Decoration - Colour Schemes

Colour Schemes will enchance your home. © Michelle Chaplow
Colour Schemes will enchance your home.

Colour Schemes

Colour is one of the simplest and least expensive ways to transform your Andalusian home into the dwelling of your dreams. And you might take a tip from the natives and go with Mediterranean favourites as these have been proven to perform under a strong sun: the sea-inspired ultramarine, the mustard tones so popular here, deep terracottas, watermelon and, of course, that brilliant white that promises to ward off heat as it stands against a sapphire sky.

Very likely you will arrive in southern Spain embedded with a different colour scheme, one that worked well for you under the light of another lattitude. Begin to open your mind to new colours by consciously exploring the new schemes that surround you here. It is also helpful to invest in a few Spanish home decorating magazines; even if you don't understand the text, you can absorb much information from the images. Finally, a brief introduction to the science of colour combination can help you make sense of what you see and, eventually, to incorporate it into a home decoration plan that combines local colour in ways that appeal to your personal taste.

Monochromatic Colour Schemes
One of the simplest formulas for working with colours is the monochromatic, or single colour, scheme. This is where you look at a colour wheel - available for consultation at any store where paint is sold - and choose a single colour that appeals to you. Zeroing in on this colour, you begin to decorate using a variety of darker and lighter shades. In Andalusian terms this might involve mustard yellow - or Seville yellow, as it is known here - for sofas and chairs. Walls could be painted in a much lighter shade of of this muted colour, while throw pillows, curtains and other accessories stand out in darker, almost brown tones.

Monochromatic colour schemes are known by colour psychologists to be among the most relaxing schemes. However, they can relax to the point of boredom and this is where help from the next formula comes in.



Complementary Colour Schemes
Confusingly, complementary colours are actually contrasting colours. These are colours that stand opposite each other on a colour wheel, and they can be overwhelming when they are set side by side at full intensity - bright red and green, for example. However, when lighter or muted shades of contrasting colours are chosen, the results can be very complementary indeed.

The is the effect achieved when certain shades of blue are combined with yellow, one of the most popular colour schemes found in Andalusian ceramics. Incidentally, this delightful pottery, especially when blue predominates, looks very nice in a room painted in a light to medium shade of Seville yellow.

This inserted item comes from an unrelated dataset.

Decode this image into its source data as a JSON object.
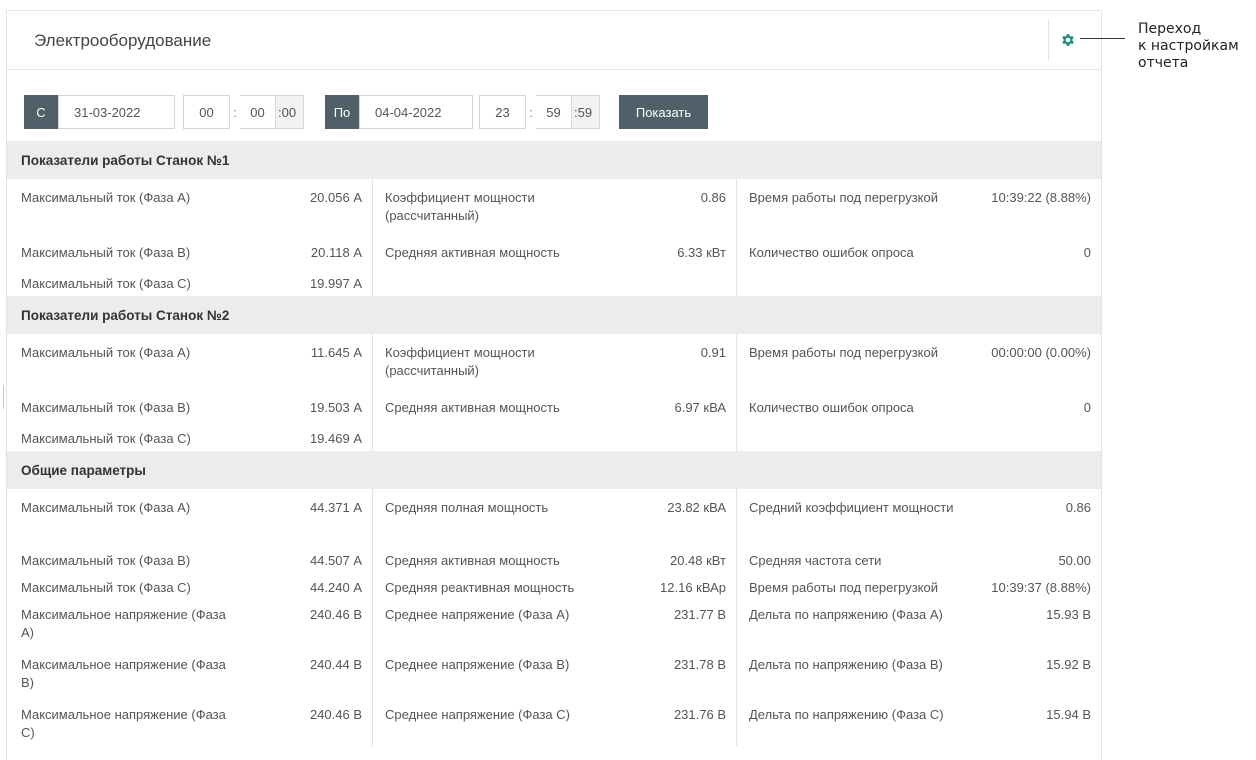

Other Colour Schemes
Using either the mochromatic or complementary formula you can create any number of ambiences in your home. But there are other ways to use the colour wheel as well. For example, you can choose two colours that appear next to each other on the wheel and expand into an infinite number of shades of each of these if you wish. Another possibility is to work with two complementary colours and then factor in a colour that sits next to either of these on the wheel. And if that isn't enough to inspire, then find the colour you are wishing to work with and locate the two colours that sit an equal distance away from it on the colour wheel - you might find some surprisingly nice companions.

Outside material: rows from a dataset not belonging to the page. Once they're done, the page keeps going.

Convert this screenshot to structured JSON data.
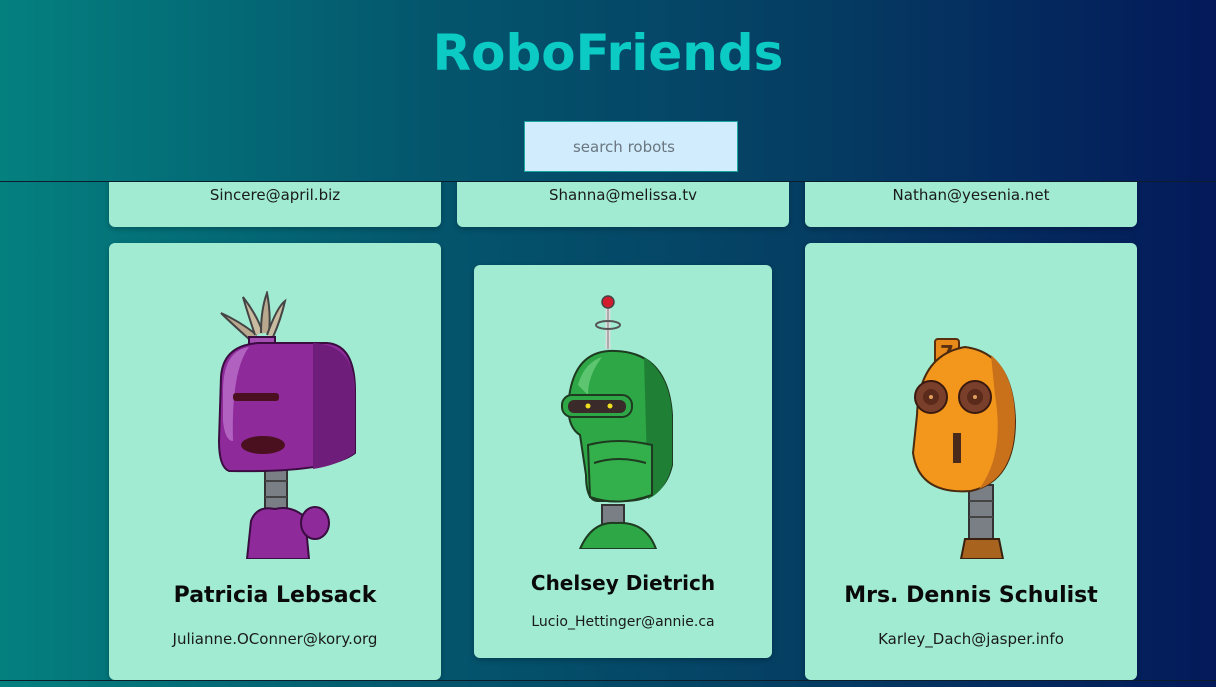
{
  "header": {
    "title": "RoboFriends"
  },
  "search": {
    "placeholder": "search robots"
  },
  "cards_partial": [
    {
      "email": "Sincere@april.biz"
    },
    {
      "email": "Shanna@melissa.tv"
    },
    {
      "email": "Nathan@yesenia.net"
    }
  ],
  "cards": [
    {
      "name": "Patricia Lebsack",
      "email": "Julianne.OConner@kory.org",
      "robot": "purple-robot"
    },
    {
      "name": "Chelsey Dietrich",
      "email": "Lucio_Hettinger@annie.ca",
      "robot": "green-robot"
    },
    {
      "name": "Mrs. Dennis Schulist",
      "email": "Karley_Dach@jasper.info",
      "robot": "orange-robot"
    }
  ]
}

To improve your skill at working with colour, spend time analysing your favourite home decoration images in books and magazines. Try to identify the colour scheme used in order to better understand the dynamics of combining shades from various parts of the colour wheel. An excellent book to help you further develop your colour savvy is Colour in Decoration by Annie Sloan and Kate Gwynn.

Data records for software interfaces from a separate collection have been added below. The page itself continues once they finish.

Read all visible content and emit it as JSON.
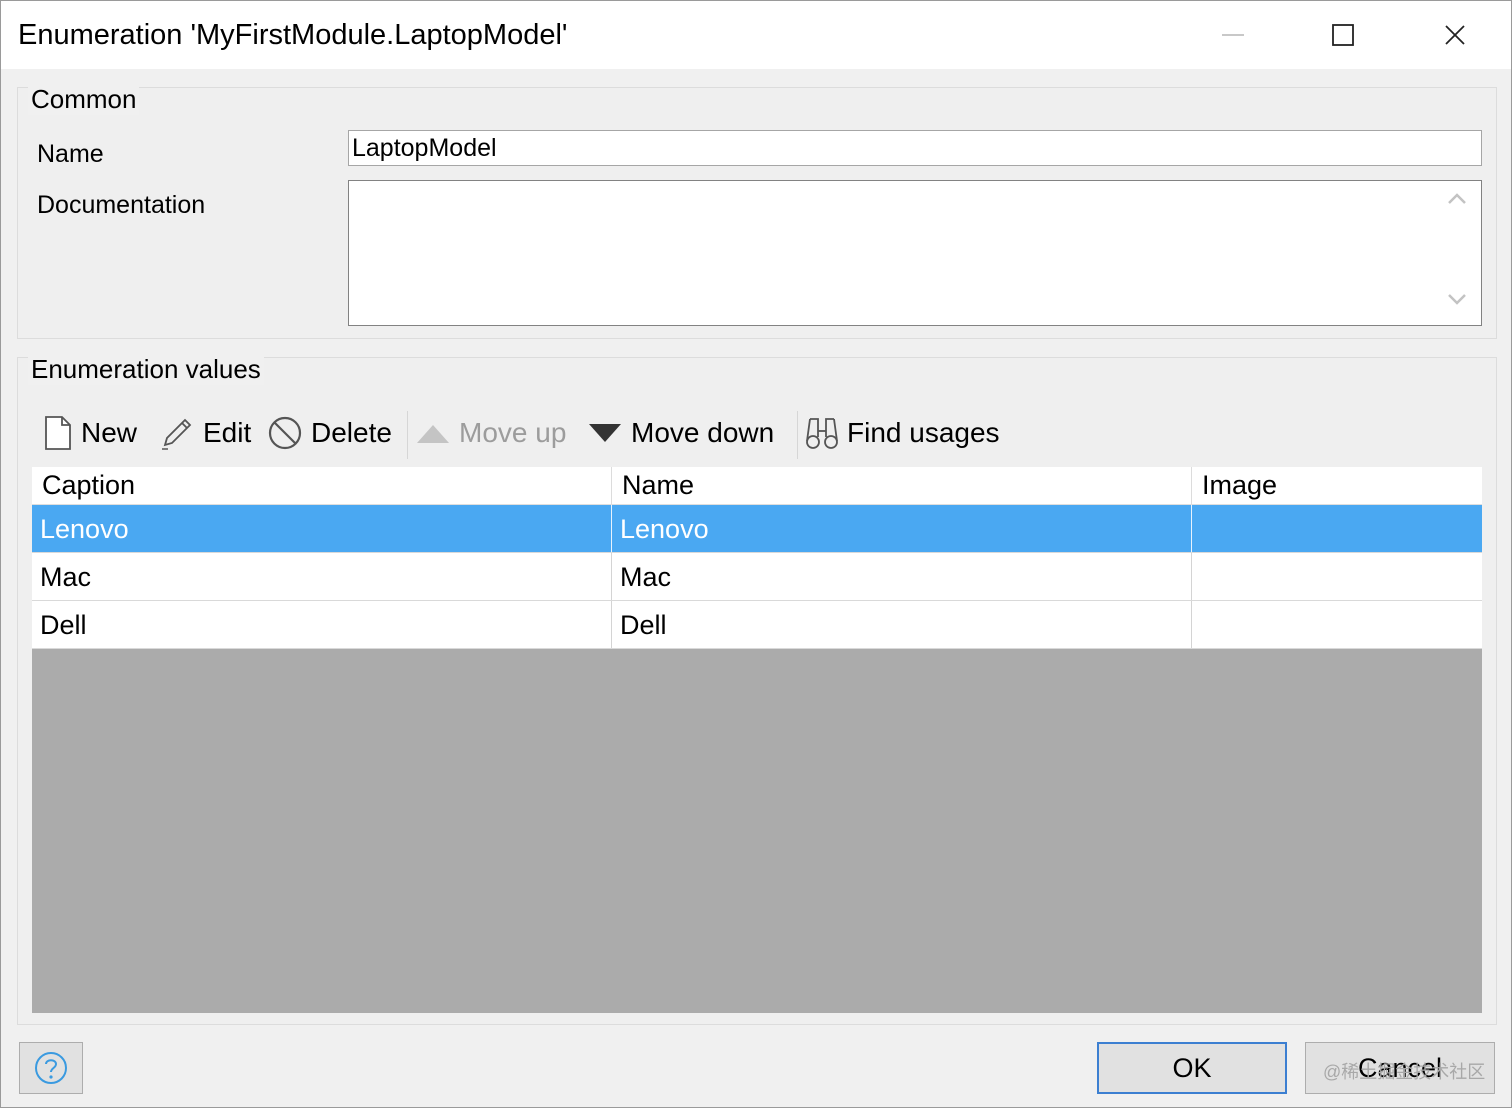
{
  "window": {
    "title": "Enumeration 'MyFirstModule.LaptopModel'",
    "minimize_icon": "minimize-icon",
    "maximize_icon": "maximize-icon",
    "close_icon": "close-icon"
  },
  "common": {
    "group_label": "Common",
    "name_label": "Name",
    "name_value": "LaptopModel",
    "documentation_label": "Documentation",
    "documentation_value": ""
  },
  "enumeration": {
    "group_label": "Enumeration values",
    "toolbar": [
      {
        "label": "New",
        "icon": "new-document-icon",
        "enabled": true
      },
      {
        "label": "Edit",
        "icon": "pencil-icon",
        "enabled": true
      },
      {
        "label": "Delete",
        "icon": "delete-icon",
        "enabled": true
      },
      {
        "label": "Move up",
        "icon": "triangle-up-icon",
        "enabled": false
      },
      {
        "label": "Move down",
        "icon": "triangle-down-icon",
        "enabled": true
      },
      {
        "label": "Find usages",
        "icon": "binoculars-icon",
        "enabled": true
      }
    ],
    "columns": [
      "Caption",
      "Name",
      "Image"
    ],
    "rows": [
      {
        "caption": "Lenovo",
        "name": "Lenovo",
        "image": "",
        "selected": true
      },
      {
        "caption": "Mac",
        "name": "Mac",
        "image": "",
        "selected": false
      },
      {
        "caption": "Dell",
        "name": "Dell",
        "image": "",
        "selected": false
      }
    ]
  },
  "footer": {
    "help_icon": "help-icon",
    "ok_label": "OK",
    "cancel_label": "Cancel",
    "watermark": "@稀土掘金技术社区"
  },
  "colors": {
    "selection": "#4aa8f2",
    "ok_border": "#3c7fd1",
    "grid_empty": "#ababab"
  }
}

Always remember though, that the light in southern Spain is especially intense and will affect the ambience created by the colours you choose. Therefore, before venturing into new colours - especially those you don't see commonly used in local decoration - gather samples of fabric, paint, tile and other materials in order to live with your potential choice for at least a few days before deciding whether or not to dive in and start decorating.